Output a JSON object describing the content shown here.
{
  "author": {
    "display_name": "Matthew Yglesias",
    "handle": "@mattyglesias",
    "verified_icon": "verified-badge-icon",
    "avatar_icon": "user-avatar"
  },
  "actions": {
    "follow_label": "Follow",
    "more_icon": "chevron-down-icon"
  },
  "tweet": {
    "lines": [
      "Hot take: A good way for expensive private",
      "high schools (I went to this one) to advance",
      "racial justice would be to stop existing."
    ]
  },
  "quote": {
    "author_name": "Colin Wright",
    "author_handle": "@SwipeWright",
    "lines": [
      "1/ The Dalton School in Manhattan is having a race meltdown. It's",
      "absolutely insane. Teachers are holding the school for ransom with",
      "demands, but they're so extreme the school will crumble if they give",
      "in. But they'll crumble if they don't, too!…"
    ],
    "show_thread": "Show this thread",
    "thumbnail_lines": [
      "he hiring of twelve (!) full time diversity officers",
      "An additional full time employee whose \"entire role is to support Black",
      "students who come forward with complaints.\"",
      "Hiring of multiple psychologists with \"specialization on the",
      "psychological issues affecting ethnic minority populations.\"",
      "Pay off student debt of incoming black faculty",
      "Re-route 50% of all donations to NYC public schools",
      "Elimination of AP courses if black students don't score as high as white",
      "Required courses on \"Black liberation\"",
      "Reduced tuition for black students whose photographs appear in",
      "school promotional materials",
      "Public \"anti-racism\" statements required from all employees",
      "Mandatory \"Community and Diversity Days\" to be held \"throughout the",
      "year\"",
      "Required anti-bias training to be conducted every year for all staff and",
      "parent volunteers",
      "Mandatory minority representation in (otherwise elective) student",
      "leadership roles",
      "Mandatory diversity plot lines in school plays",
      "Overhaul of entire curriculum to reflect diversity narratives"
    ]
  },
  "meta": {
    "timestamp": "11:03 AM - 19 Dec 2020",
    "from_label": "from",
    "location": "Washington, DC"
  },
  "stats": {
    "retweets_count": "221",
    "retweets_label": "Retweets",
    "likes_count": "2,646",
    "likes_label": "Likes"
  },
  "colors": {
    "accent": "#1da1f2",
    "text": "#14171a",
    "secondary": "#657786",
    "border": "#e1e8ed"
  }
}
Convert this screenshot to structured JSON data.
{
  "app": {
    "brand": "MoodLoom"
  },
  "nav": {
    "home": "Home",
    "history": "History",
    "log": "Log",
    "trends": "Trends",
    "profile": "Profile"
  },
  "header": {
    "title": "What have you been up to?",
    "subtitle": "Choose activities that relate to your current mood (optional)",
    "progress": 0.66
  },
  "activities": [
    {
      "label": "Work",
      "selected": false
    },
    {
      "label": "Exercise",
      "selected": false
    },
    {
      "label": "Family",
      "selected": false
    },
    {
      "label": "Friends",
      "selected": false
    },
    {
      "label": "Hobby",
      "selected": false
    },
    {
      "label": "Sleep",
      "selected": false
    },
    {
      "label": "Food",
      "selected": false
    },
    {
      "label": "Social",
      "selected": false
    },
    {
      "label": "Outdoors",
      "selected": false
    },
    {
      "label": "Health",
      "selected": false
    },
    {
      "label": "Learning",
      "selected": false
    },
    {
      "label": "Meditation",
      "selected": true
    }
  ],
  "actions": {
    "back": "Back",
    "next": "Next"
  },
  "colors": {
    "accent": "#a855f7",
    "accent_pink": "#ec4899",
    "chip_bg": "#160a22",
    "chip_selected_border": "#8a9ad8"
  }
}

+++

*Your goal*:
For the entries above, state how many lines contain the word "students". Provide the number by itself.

*Task output*:
3